The European Commission this week explained why EU merger regulations forced it to block UPS’s proposed acquisition of TNT Express.
The takeover would have restricted competition in intra-European express delivery of small packages in 15 member states, reducing the number of significant players to only two or three and sometimes leaving DHL as the only alternative to UPS, the Commission judged. “The concentration would therefore have likely harmed customers by causing price increases,” it said.
The proposed remedy by UPS– it offered to divest TNT's subsidiaries in the 15 countries concerned, and allow the buyer to access its intra-European air network for five years–proved “inadequate to address the identified competition concerns,” the Commission concluded after carrying out an in-depth assessment and consulting with customers and other interested parties.

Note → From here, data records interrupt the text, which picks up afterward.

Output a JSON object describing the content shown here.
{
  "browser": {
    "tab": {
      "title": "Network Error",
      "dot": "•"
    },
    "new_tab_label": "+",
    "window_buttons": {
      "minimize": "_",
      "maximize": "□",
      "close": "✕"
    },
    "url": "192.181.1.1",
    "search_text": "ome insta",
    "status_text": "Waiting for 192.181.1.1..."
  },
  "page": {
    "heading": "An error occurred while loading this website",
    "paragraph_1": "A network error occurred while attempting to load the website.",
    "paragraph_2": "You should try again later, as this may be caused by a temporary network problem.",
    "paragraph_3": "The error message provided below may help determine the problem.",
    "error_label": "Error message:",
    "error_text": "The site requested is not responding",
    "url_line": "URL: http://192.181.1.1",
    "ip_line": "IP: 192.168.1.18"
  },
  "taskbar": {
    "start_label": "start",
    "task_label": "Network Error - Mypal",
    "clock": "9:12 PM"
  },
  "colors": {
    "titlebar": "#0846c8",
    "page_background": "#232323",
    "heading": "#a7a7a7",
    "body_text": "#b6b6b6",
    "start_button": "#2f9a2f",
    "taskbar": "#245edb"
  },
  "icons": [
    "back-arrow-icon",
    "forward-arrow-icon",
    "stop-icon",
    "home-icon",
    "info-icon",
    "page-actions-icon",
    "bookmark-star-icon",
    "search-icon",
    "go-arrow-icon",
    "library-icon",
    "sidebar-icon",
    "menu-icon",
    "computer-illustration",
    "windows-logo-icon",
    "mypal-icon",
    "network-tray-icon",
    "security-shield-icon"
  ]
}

Joaquín Almunia, Commission VP in charge of competition policy, said, “Businesses would have been directly harmed by the takeover of TNT by UPS because it would have drastically reduced choice between providers and probably led to price increases. We worked hard with UPS on possible remedies until very late in the procedure, but what they offered was simply not enough to address the serious competition problems we identified.”
The problem in the Commission's eyes was that, of the four integrators that combine air services and ground delivery networks for small packages, FedEx has too small a market share in several countries to exercise a significant competitive constraint on UPS and TNT. “Other market players, such as national postal operators, can only compete to a limited extent because they do not reach comparable efficiency or reliability, given their heavy reliance on road rather than air transport,” it said.
The Commission had indicated two weeks earlier that this would be its decision. UPS waited for the official verdict before formally withdrawing its offer for TNT on Jan. 30.